• Your task: Although the data below contains pictures, please reproduce only its words, exactly.

• Data to use:

►

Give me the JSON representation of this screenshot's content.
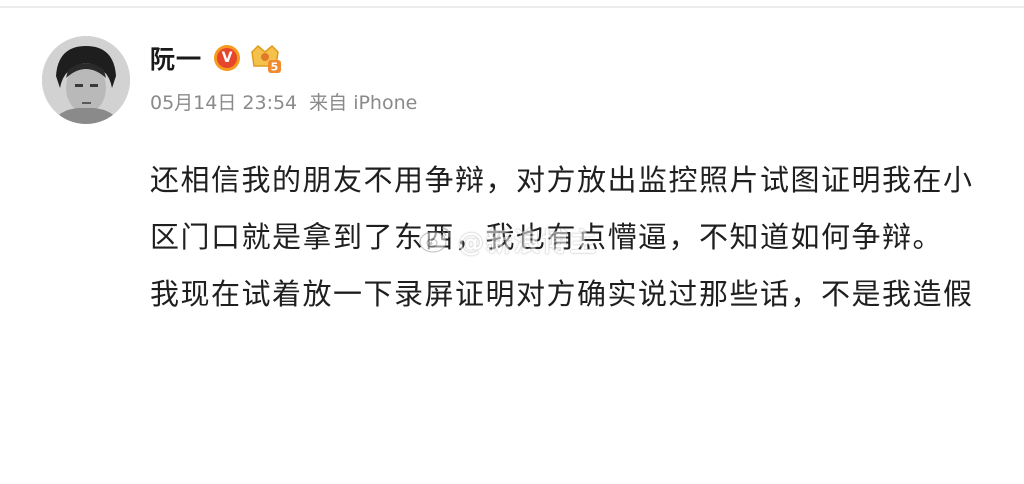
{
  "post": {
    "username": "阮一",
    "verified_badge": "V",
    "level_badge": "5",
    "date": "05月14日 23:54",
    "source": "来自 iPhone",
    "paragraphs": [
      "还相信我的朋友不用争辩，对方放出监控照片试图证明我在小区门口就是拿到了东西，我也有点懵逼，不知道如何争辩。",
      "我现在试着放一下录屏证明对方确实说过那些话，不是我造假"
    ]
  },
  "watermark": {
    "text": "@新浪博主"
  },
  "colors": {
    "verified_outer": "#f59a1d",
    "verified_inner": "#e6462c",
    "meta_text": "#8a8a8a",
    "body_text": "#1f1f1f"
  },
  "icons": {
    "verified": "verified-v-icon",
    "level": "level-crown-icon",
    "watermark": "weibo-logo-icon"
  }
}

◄

• Written response:
Give me the JSON representation of this screenshot's content.
{
  "post": {
    "username": "阮一",
    "verified_badge": "V",
    "level_badge": "5",
    "date": "05月14日 23:54",
    "source": "来自 iPhone",
    "paragraphs": [
      "还相信我的朋友不用争辩，对方放出监控照片试图证明我在小区门口就是拿到了东西，我也有点懵逼，不知道如何争辩。",
      "我现在试着放一下录屏证明对方确实说过那些话，不是我造假"
    ]
  },
  "watermark": {
    "text": "@新浪博主"
  },
  "colors": {
    "verified_outer": "#f59a1d",
    "verified_inner": "#e6462c",
    "meta_text": "#8a8a8a",
    "body_text": "#1f1f1f"
  },
  "icons": {
    "verified": "verified-v-icon",
    "level": "level-crown-icon",
    "watermark": "weibo-logo-icon"
  }
}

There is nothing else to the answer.